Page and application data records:
★ ★ ★ ★ ★
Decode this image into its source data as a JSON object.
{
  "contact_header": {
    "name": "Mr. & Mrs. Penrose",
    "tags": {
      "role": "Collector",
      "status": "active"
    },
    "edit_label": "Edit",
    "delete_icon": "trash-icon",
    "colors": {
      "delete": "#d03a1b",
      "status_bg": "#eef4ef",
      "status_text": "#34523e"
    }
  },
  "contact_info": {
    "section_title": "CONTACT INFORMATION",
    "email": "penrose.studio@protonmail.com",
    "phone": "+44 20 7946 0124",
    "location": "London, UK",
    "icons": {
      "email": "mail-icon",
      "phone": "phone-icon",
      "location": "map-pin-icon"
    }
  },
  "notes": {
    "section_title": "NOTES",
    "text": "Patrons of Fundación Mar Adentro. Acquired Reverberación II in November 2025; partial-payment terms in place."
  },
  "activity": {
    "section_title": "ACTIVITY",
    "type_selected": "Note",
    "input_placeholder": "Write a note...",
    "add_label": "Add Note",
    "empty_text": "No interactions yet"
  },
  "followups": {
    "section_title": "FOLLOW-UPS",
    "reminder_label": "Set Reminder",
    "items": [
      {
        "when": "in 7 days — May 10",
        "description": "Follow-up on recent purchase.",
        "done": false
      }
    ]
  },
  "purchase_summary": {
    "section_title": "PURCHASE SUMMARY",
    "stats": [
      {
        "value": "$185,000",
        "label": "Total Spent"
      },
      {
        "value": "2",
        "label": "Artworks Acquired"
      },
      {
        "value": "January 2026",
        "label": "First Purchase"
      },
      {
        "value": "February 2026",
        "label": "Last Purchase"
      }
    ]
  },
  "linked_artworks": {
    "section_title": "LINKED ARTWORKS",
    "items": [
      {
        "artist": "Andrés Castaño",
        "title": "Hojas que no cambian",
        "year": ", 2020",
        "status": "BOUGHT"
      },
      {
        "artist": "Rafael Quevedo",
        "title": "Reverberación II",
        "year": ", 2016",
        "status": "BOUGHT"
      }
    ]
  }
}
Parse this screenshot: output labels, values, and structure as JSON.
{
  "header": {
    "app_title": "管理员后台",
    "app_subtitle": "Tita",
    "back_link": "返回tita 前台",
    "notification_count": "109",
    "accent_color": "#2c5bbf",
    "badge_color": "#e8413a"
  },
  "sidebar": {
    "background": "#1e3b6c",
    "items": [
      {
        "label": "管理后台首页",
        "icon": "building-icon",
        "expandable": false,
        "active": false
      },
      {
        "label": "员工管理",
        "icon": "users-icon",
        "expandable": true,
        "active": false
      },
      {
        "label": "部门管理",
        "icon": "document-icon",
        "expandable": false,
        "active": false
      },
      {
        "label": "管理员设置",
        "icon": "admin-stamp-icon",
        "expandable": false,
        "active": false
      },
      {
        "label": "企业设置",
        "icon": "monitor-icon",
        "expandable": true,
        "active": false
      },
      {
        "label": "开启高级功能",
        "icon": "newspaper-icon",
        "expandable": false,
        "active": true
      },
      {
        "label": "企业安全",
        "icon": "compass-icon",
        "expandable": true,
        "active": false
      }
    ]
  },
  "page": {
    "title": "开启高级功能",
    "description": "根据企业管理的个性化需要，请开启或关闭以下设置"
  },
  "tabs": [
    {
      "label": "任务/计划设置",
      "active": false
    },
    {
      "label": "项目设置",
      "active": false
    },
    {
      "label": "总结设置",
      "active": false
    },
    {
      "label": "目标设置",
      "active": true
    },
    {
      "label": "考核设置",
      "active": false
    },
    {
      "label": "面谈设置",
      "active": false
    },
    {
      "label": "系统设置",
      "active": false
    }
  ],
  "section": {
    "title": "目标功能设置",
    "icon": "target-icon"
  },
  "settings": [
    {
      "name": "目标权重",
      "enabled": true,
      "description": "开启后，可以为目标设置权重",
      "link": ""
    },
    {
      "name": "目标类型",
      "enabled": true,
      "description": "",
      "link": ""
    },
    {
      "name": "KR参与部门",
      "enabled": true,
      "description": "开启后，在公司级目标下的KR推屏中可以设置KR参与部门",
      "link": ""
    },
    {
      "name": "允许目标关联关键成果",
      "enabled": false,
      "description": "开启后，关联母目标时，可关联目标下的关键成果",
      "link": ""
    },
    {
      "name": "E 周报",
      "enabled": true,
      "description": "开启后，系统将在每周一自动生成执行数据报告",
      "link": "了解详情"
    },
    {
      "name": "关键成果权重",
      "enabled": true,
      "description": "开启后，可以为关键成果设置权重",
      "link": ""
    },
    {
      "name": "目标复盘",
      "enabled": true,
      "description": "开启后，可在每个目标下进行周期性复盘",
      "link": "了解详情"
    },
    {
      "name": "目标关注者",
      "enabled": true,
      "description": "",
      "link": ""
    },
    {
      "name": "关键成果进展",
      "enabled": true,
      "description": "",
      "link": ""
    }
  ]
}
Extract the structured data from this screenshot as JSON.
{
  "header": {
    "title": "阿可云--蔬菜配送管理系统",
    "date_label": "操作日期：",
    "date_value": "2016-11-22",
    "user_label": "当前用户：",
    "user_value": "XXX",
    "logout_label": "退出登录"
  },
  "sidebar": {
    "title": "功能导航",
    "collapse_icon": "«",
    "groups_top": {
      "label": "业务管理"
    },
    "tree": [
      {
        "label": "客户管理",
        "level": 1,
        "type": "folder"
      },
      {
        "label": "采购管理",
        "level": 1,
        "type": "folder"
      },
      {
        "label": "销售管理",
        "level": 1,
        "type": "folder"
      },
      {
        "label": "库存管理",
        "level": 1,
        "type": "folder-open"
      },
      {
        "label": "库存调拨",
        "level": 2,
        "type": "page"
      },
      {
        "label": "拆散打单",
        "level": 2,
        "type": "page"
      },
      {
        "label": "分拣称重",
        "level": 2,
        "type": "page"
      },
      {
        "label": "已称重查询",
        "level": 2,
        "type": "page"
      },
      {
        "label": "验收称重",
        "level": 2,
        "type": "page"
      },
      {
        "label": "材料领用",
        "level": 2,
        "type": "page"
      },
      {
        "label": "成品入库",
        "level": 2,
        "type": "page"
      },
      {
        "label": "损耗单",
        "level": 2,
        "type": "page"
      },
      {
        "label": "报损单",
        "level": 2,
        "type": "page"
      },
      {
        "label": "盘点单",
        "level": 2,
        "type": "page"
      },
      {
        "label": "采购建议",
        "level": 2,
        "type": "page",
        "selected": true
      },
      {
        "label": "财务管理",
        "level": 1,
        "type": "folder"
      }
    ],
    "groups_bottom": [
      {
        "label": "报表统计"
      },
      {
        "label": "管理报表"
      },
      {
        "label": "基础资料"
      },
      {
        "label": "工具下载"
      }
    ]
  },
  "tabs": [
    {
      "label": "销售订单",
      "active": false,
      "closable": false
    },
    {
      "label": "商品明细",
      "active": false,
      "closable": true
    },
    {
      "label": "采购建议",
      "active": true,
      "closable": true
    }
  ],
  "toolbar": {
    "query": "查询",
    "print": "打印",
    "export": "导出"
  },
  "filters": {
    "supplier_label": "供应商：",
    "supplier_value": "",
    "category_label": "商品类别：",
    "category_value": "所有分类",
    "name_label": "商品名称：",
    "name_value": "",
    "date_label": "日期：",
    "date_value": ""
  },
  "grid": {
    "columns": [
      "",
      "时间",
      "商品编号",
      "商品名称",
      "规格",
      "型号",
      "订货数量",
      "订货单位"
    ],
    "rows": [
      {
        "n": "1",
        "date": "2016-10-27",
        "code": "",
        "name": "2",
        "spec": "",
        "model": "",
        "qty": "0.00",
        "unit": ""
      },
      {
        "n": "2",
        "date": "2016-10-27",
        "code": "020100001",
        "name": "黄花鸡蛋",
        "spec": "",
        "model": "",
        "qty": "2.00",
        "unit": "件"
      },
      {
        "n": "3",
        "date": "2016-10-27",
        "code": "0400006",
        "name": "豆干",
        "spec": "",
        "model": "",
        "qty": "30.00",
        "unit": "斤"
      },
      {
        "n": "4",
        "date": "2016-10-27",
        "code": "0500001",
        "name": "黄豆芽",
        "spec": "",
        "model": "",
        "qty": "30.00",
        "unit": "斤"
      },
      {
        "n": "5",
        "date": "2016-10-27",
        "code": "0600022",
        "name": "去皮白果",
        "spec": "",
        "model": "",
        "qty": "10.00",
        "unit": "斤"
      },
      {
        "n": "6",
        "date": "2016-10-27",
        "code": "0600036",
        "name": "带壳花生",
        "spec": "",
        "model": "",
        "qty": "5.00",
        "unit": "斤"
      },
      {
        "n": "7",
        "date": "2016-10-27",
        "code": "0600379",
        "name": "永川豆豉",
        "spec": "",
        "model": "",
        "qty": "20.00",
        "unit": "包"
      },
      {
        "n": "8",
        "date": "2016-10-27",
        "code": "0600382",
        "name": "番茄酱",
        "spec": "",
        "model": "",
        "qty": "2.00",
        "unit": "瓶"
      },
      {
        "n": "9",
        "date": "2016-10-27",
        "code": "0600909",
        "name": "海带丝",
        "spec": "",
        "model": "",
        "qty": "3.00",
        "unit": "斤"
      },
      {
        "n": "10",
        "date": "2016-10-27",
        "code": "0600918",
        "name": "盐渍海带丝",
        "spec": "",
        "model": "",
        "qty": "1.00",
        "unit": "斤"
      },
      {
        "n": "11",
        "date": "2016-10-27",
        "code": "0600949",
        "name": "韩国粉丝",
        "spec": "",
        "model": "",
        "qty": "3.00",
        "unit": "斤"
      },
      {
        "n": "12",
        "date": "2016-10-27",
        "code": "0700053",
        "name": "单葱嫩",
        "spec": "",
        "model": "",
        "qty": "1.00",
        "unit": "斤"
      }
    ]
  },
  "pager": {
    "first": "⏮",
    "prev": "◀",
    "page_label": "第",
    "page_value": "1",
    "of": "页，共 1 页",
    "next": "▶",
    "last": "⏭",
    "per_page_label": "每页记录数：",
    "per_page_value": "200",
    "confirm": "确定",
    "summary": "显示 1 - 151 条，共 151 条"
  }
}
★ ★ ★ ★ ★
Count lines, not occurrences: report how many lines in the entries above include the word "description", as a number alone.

TASK SOLUTION: 11